There have been literary symposia big and small. The biggest of all has to be the Vanguri Foundation's International Telugu Conference. What an event! In terms of global coverage, concept, scope and execution, this is nothing short of a miracle! Starting with the gang leader, Vanguri Chitten Raju, kudos to each and everyone involved in this. I am very glad to have played a small part in this, hosting a two hour segment. And hearty congratulations to Tallavajjhala Patanjali Sastry for being honored with lifetime achievement.
It was gratifying to be invited by Guntur Mahila Kalasala to participate in their 2-day seminar on contemporary Telugu short story. Big thank you to Vijayalakshmi Nallapaneni. I also had the pleasure of presenting the keynote lecture at Veekshanam of Bay area (Monthly Telugu literary meeting) at their October meeting. Thank you to K. Geetha. Yet another very gratifying event was the short story writing workshop that I curated along with Lakshmi Rayavarapu for Canada Telugu Talli and Toronto Telugu Vahini groups.
On the social media front, apart from the usual amusing and enriching interactions on Facebook, two significant developments happened. As if the multiple Whatsapp groups were not sufficient interaction, my batchmates from RECW (now NITW) kickstarted a weekly zoom session. I must confess, this has been one event that truly kept pulling me out every time I tended to sink into the blues, amusing me, motivating me, and in general, keeping me alive. A second event, also on Whatsapp, was the birth of our TAGDV alumni group, thanks to the initiative of Patri Prasad. This group consists of individuals involved with TAGDV from its inception till about 1997-98, created for the purpose of sharing memories and memorabilia of our involvement in TAGDV. In a way, TAGDV is my mother (పుట్టిల్లు) in the US. It took me in, put me on stage, recognized me as a writer, entrusted its newsletter and a couple of special souvenirs for me to edit and publish, introduced me to some great and wonderful people - in short, made a man out of the boy! Thank you, Prasad garu!!
All in all, I count my blessings.
I also realize my limitations. Yes, 2020 is the year that certainly taught all of us our limitations, if only we are willing to open our eyes and read the lesson.
Hope for a better tomorrow. That's what keeps us going. I want to be a better person, a better husband, a better writer, a better citizen, a better human being. Tomorrow. Next year. That is the allure of the future. A promise of adventure. A potential for improvement.

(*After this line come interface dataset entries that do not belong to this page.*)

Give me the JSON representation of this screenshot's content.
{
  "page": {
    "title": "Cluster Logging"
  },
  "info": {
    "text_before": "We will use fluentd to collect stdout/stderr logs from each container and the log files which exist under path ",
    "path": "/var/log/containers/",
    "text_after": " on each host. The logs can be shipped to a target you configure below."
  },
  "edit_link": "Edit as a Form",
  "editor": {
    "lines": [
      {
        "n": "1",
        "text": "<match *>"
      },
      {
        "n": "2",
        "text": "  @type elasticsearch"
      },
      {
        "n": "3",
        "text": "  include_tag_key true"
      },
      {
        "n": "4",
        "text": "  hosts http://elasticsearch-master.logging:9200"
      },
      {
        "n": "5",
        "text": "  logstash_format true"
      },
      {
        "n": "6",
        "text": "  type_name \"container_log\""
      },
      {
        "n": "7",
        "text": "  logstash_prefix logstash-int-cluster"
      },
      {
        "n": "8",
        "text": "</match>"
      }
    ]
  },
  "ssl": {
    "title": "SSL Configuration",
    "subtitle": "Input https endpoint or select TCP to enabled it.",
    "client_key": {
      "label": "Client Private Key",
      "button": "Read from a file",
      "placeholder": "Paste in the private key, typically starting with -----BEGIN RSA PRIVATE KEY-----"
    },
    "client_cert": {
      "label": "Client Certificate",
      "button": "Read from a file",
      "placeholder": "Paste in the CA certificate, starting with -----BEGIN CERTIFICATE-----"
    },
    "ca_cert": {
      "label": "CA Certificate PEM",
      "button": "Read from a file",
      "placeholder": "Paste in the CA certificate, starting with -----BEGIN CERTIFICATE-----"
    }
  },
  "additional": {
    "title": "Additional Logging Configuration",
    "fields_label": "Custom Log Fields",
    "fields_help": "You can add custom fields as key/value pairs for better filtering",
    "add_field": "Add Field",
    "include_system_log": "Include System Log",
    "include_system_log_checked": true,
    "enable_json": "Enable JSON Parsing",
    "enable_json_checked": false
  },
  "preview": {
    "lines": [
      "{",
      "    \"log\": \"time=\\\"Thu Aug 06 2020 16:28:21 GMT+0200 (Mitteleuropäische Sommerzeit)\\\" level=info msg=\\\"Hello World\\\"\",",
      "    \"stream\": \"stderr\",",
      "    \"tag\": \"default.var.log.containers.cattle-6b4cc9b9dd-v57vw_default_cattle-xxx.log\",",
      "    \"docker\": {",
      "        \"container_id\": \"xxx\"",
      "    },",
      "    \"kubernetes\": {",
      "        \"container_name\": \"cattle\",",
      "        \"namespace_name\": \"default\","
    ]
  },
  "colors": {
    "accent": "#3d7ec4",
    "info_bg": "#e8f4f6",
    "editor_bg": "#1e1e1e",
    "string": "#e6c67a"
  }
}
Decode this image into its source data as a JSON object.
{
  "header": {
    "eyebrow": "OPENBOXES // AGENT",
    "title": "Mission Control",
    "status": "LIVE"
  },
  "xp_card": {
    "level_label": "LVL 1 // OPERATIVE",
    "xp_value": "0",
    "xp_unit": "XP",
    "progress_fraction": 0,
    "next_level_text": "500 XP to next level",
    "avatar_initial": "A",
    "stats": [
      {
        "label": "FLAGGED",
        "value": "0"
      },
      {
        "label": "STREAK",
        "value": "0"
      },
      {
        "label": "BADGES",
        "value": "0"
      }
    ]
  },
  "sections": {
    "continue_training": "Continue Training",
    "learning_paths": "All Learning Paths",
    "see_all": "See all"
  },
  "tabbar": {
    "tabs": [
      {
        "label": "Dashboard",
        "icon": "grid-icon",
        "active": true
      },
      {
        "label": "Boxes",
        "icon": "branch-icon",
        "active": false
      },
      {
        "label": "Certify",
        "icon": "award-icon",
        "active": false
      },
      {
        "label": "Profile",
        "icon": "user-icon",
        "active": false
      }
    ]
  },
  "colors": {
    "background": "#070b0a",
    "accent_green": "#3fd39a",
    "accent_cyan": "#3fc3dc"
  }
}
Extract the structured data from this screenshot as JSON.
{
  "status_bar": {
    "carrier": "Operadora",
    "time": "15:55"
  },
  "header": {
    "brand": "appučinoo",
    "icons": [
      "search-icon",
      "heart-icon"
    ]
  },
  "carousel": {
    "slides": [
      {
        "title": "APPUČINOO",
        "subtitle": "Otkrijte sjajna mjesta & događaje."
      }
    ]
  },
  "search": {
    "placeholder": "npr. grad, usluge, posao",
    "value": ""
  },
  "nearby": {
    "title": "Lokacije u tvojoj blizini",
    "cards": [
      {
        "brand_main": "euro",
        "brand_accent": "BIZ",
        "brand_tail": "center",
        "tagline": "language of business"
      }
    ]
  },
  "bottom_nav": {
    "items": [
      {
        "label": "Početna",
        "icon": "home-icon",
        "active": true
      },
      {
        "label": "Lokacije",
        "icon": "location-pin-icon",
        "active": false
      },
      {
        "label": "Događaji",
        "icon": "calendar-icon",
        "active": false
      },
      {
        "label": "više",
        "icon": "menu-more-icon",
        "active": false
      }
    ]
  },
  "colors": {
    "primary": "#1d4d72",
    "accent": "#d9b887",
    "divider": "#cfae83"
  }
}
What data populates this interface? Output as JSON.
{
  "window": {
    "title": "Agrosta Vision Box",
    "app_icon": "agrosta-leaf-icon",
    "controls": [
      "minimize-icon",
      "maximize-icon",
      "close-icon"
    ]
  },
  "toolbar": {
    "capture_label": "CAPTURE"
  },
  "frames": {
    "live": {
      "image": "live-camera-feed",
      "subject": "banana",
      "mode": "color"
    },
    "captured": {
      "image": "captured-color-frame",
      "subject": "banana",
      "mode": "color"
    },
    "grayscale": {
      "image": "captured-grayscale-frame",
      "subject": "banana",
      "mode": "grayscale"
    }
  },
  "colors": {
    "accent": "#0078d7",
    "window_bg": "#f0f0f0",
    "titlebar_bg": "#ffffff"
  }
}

In one word, Hope!
Resolutions for 2021
- Write and publish short stories
- Start my English novel
- Take active role in the movement to reduce gun violence
- Study Dharmic writing and ideas and collaborate with individuals and institutions to oppose Hinduphobia
Happy New Year!!